The city’s Economic Development Corporation (EDC) is expected to reveal details of the Seaport resilience project – first proposed in 2019 as a possible 500-foot extension of Lower Manhattan into the harbor – by the end of the year. The concept developed after Superstorm Sandy showed low-lying parts of the island needed protection. In the Financial District, daily high tides will likely flood the area two to three blocks inland by 2100, according to the EDC’s analysis of Federal Emergency Management Agency data. By then, coastal storms could surge 18 feet above the current esplanade. Within that section of Manhattan is a wide array of critical infrastructure, both below ground and above – including subway tunnels, office buildings, homes and utilities.

The EDC recently shared new design ideas with a community advisory group that has been meeting privately for months to brainstorm about the Seaport-FiDi plan. According to members of the group and portions of the presentation shared with the media outlet, The City, the proposal has morphed significantly since 2019.

The vision for a landfill extension into the harbor will likely not run 500 feet but will instead add sections between 90 feet and 188 feet at various points off the current eastern edge of the island’s triangular end. The EDC’s current plan also includes the possibility of small, one- or two-story new structures, but “no larger residential or office” buildings.

The EDC is considering removing the current elevated highway that runs from the Brooklyn Bridge to The Battery and replacing it with a street-level roadway.

The overall plan is several years and billions of dollars away from becoming reality. The EDC is still talking to relevant parties and needs to secure funding for the project, whether federal or otherwise. The cost has been estimated at between $5 to $10 billion. Concerns also remain that removing part of the elevated highway would flood streets north of the Brooklyn Bridge with vehicles.

According to Amy Chester, managing director of Rebuild By Design, the Seaport-FiDi plan aligns with other conversations and projects around the county that aim “to reconnect neighborhoods that have been separated from their waterfronts, or from the neighborhood next door.”

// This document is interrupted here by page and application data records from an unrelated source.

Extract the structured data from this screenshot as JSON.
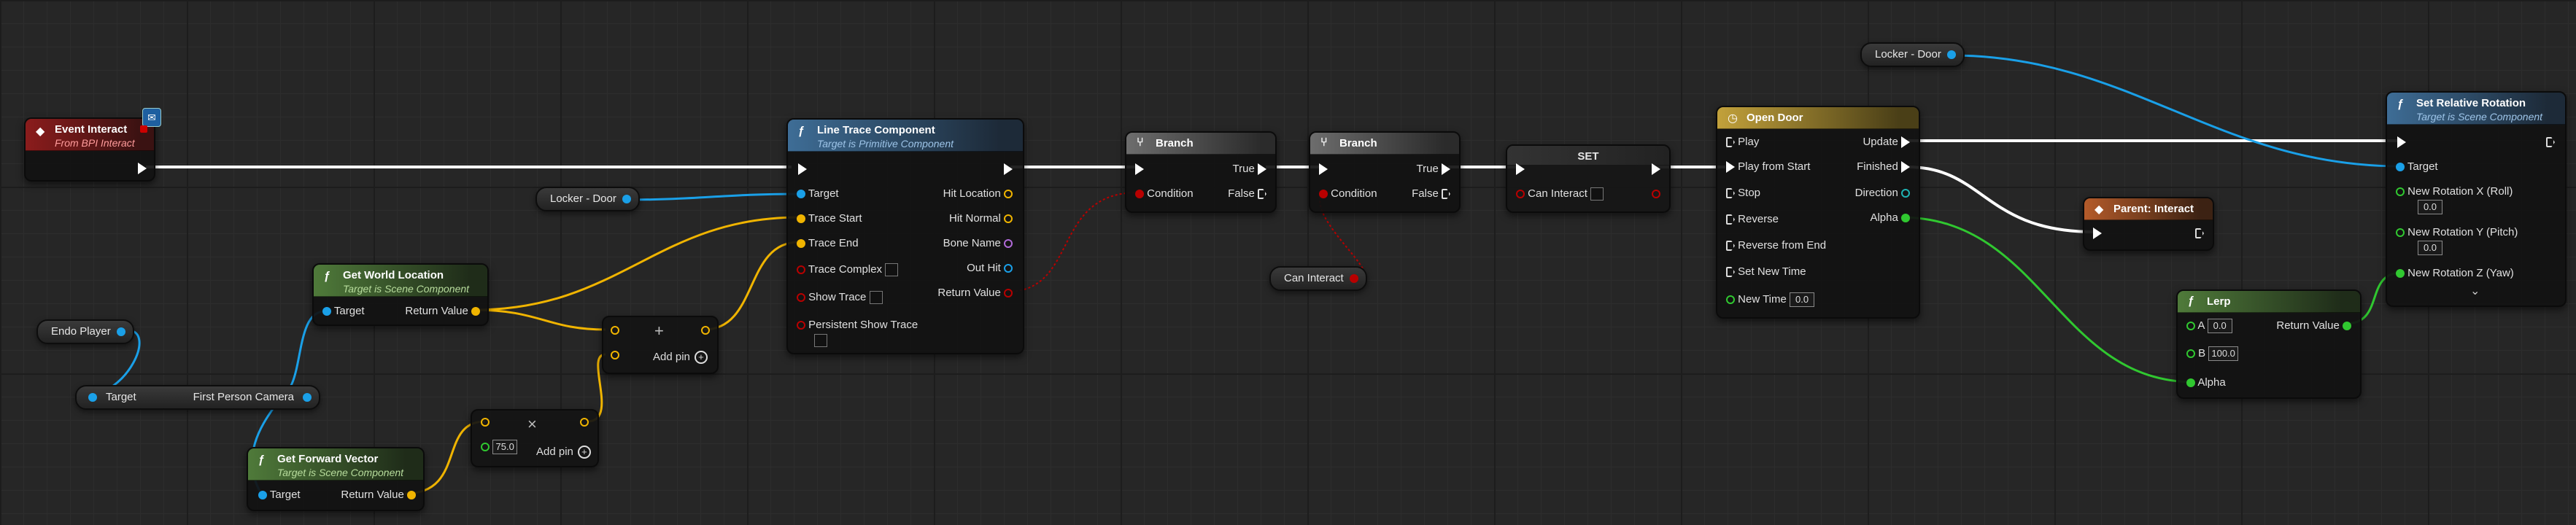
{
  "colors": {
    "canvas": "#262626",
    "exec": "#ffffff",
    "object": "#1aa0e8",
    "vector": "#f0b400",
    "bool": "#b80000",
    "float": "#30c830"
  },
  "event_interact": {
    "title": "Event Interact",
    "subtitle": "From BPI Interact",
    "icon": "event-diamond-icon"
  },
  "endo_player": {
    "label": "Endo Player"
  },
  "first_person_camera": {
    "target": "Target",
    "output": "First Person Camera"
  },
  "get_world_location": {
    "title": "Get World Location",
    "subtitle": "Target is Scene Component",
    "target": "Target",
    "output": "Return Value"
  },
  "get_forward_vector": {
    "title": "Get Forward Vector",
    "subtitle": "Target is Scene Component",
    "target": "Target",
    "output": "Return Value"
  },
  "multiply": {
    "value": "75.0",
    "add_pin": "Add pin"
  },
  "add": {
    "add_pin": "Add pin"
  },
  "locker_door_1": {
    "label": "Locker - Door"
  },
  "locker_door_2": {
    "label": "Locker - Door"
  },
  "line_trace": {
    "title": "Line Trace Component",
    "subtitle": "Target is Primitive Component",
    "inputs": [
      "Target",
      "Trace Start",
      "Trace End",
      "Trace Complex",
      "Show Trace",
      "Persistent Show Trace"
    ],
    "outputs": [
      "Hit Location",
      "Hit Normal",
      "Bone Name",
      "Out Hit",
      "Return Value"
    ]
  },
  "branch_1": {
    "title": "Branch",
    "condition": "Condition",
    "true_label": "True",
    "false_label": "False"
  },
  "branch_2": {
    "title": "Branch",
    "condition": "Condition",
    "true_label": "True",
    "false_label": "False"
  },
  "can_interact_get": {
    "label": "Can Interact"
  },
  "set_node": {
    "title": "SET",
    "field": "Can Interact"
  },
  "open_door": {
    "title": "Open Door",
    "inputs": [
      "Play",
      "Play from Start",
      "Stop",
      "Reverse",
      "Reverse from End",
      "Set New Time",
      "New Time"
    ],
    "new_time_value": "0.0",
    "outputs": [
      "Update",
      "Finished",
      "Direction",
      "Alpha"
    ]
  },
  "parent_interact": {
    "title": "Parent: Interact"
  },
  "lerp": {
    "title": "Lerp",
    "a_label": "A",
    "a_value": "0.0",
    "b_label": "B",
    "b_value": "100.0",
    "alpha": "Alpha",
    "output": "Return Value"
  },
  "set_relative_rotation": {
    "title": "Set Relative Rotation",
    "subtitle": "Target is Scene Component",
    "target": "Target",
    "roll": "New Rotation X (Roll)",
    "roll_value": "0.0",
    "pitch": "New Rotation Y (Pitch)",
    "pitch_value": "0.0",
    "yaw": "New Rotation Z (Yaw)"
  }
}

Bruce Schaller, a transportation consultant and former deputy commissioner for traffic and planning in the city’s DOT, said the southernmost section of the FDR Drive is “an important link” in the city’s regional travel system – but acknowledged it’s bigger than it needs to be.

If the city were to bring down the FDR to an at-grade roadway, experts say they would need to figure out how to slow the traffic and allow pedestrians to cross safely to access the waterfront.

The most recent version of the EDC’s plan is the result of at least two years of work collecting input from New Yorkers about the resilience project and vetting different possibilities for the narrow strip of waterfront that’s vulnerable to more extreme weather caused by climate change.

The built-out coastal infrastructure would include a series of flood gates and walls, including at the South Street Seaport’s Pier 17. The new design could raise the ground up to 18 feet higher at the highest level.

In his own waterfront and resiliency plan unveiled in September, Mayor-elect Eric Adams pointed to “work[ing] with the State and federal government to fully fund the missing areas of the Lower Manhattan resilience plans” as a priority for his administration.

Source: The City